Eventually, he encounters a woman, Mia, with the same ability. Mia’s powers are honed, and she helps Nick understand — and come to terms with — his own.
[See also: Numbers explained]
#SciFi #Existential #Fate #Determinism #Romance

–Romeo

Advertisements
  1. […] are the only class not at pre-crisis levels, although they continue to recede [Previously: Senior loan officer survey shows household releveraging, corporate deleveraging & Renewed subprime bubble in car loans] […]

  2. […] prior records from 2000, 2007 & 2011 [Previously: US household debt/credit report, Senior loan officer survey & Renewed subprime bubble in auto loans] #Bearish #Latent […]

  3. […] is the only country in the world with 30y term mortgages & minimal down-payments. [Previously: Senior loan officer survey shows loosening for Prime to meet demand; See also: Mortgage credit is only too tight for less qualified buyers] $MBB $AGZ #MBS #Alt-A […]

  4. […] crushes prior records from 2000, 2007 & 2011 [Previously: US household debt/credit report, Senior loan officer survey & Renewed subprime bubble in auto loans] #Bearish #Latent […]

Comment

Fill in your details below or click an icon to log in:

WordPress.com Logo

You are commenting using your WordPress.com account.
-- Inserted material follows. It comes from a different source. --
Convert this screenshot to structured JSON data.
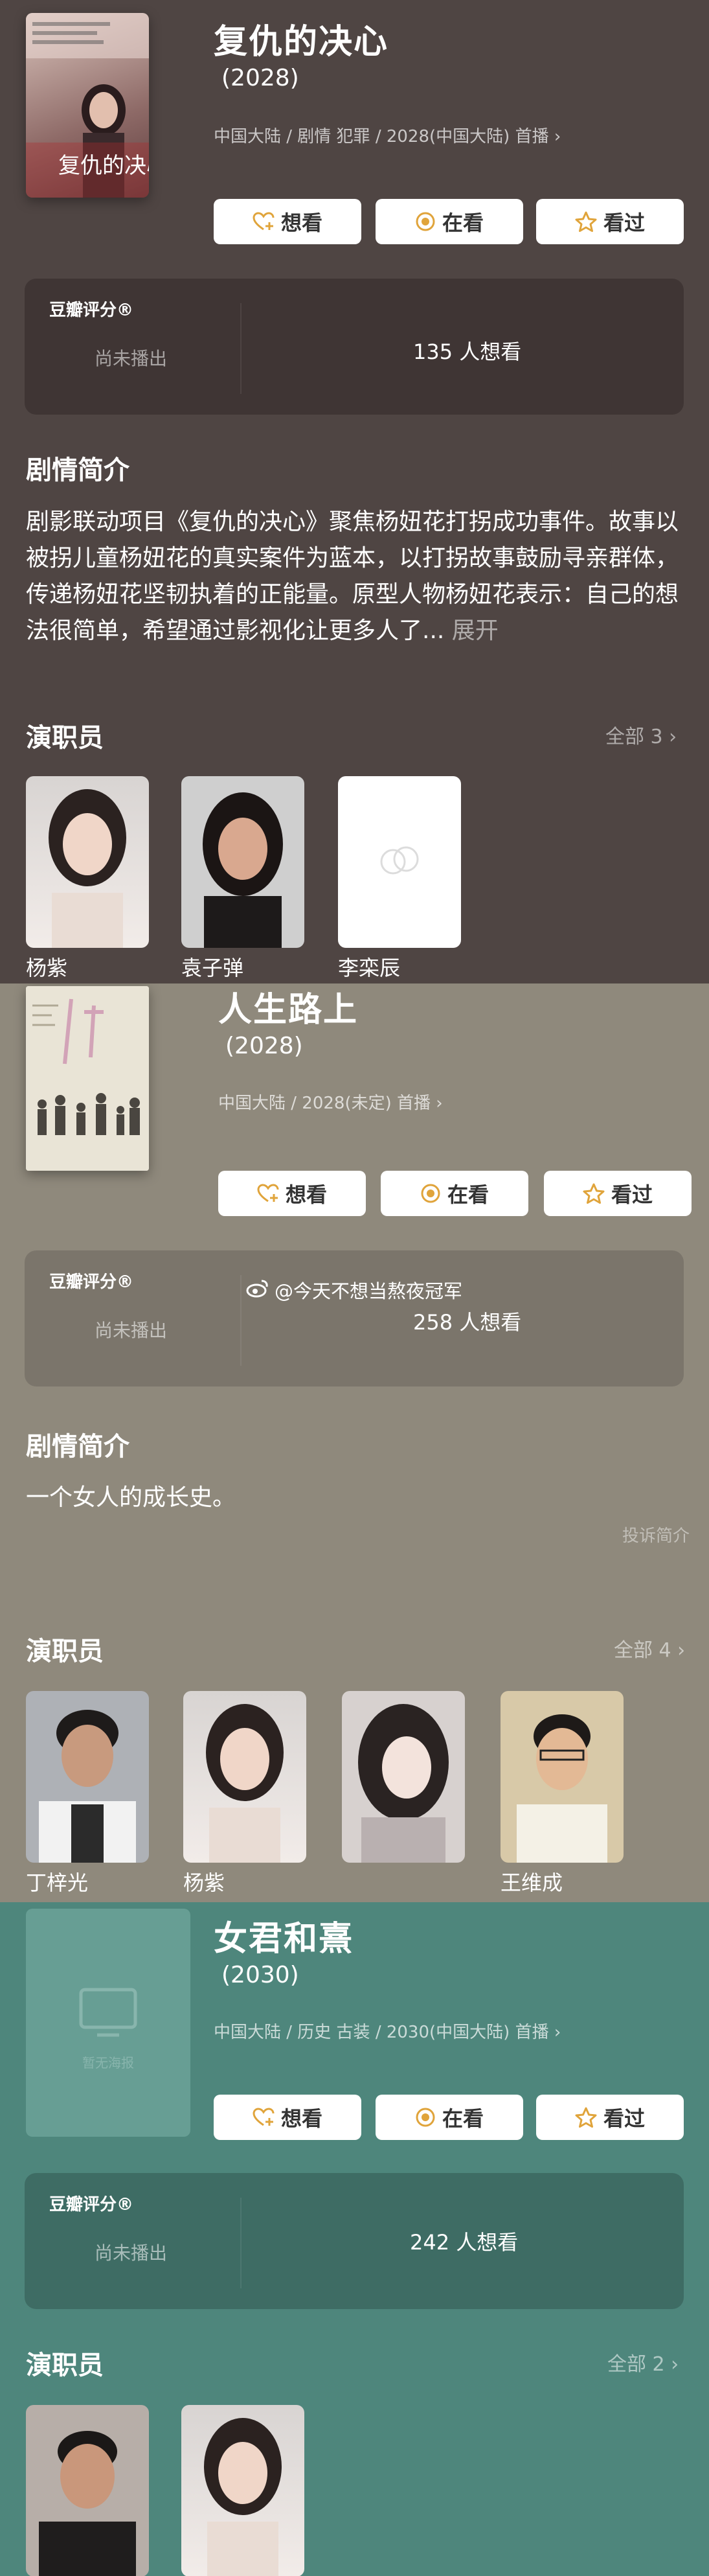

Log Out / Change )

Twitter picture

You are commenting using your Twitter account. Log Out / Change )

Facebook photo

You are commenting using your Facebook account. Log Out / Change )

Google+ photo

You are commenting using your Google+ account. Log Out / Change )

Connecting to %s